An Afrofuturist music festival in Detroit changed its race-based admissions fees Sunday after sparking controversy for charging white people $20 to attend, while people of color had to pay $10.
AfroFuture Fest, hosted by Afrofuture Youth, had posted on their Eventbrite the reasoning for their race-based pricing, saying the move was motivated by “equity.”
“Our ticket structure was built to insure [sic] that the most marginalized communities [people of color] are provided with an equitable chance at enjoying events in their own community [black Detroit],” read the listing.
“The ticket structure is set up to support the most marginalized,” organizer Numi Ori wrote on Twitter. “Often times when dope events happen in Detroit the cheapest tickets are bought and then sold by people not from the community bc they can afford them first, leaving higher price tickets as the only options left.”
One of the event’s performers, biracial rapper Tiny Jag, pulled out of the event last week in protest against the unequal pricing system.
The rapper told BuzzFeed News she supports the festival’s goals of black empowerment, “but the means to which AfroFuture decided that they wished to accomplish those goals with kind of alienating a race through the ticket structure, I was just simply not in support of that.”
The payment structure received mixed reactions on Twitter, with some calling it racial segregation, but others praising the move.

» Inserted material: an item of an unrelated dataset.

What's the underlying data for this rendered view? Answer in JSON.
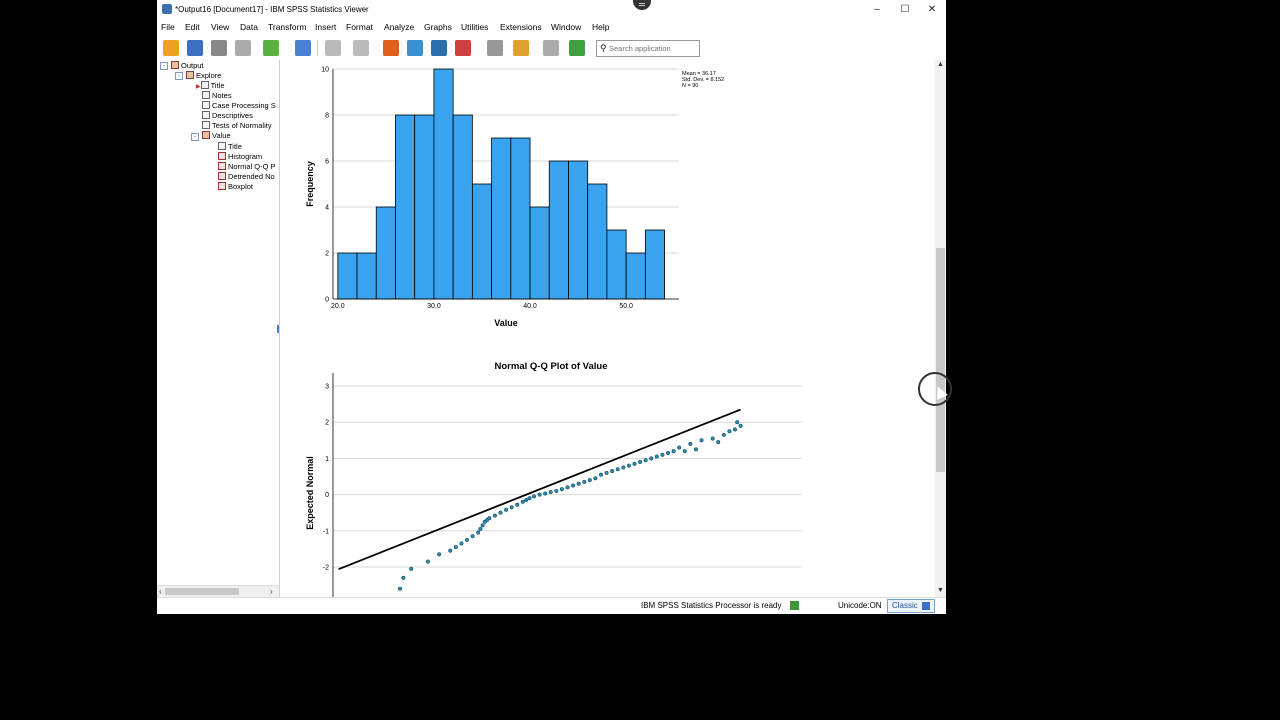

Still, companies linked to the festival were not pleased.
An Eventbrite spokesperson told CNN that their company doesn’t “permit events that require attendees to pay different prices based on their protected characteristics such as race or ethnicity.”
“In this case, we have notified the creator of the event about this violation and requested that they alter their event accordingly,” the Eventbrite spokesperson said.
Organizers ultimately abandoned the controversial pricing scheme after what they said were violent threats. Now, all patrons will be charged $20.
Responding to the criticism via Facebook on Monday, organizer Ori took a defiant stand.
“We changed our ticket structure because our elders and family members were being harassed by white supremacists. There is no other reason why,” Ori wrote. “This was for the sake of safety. A lot of people who agree with this girl have Conservative views. Not surprised.”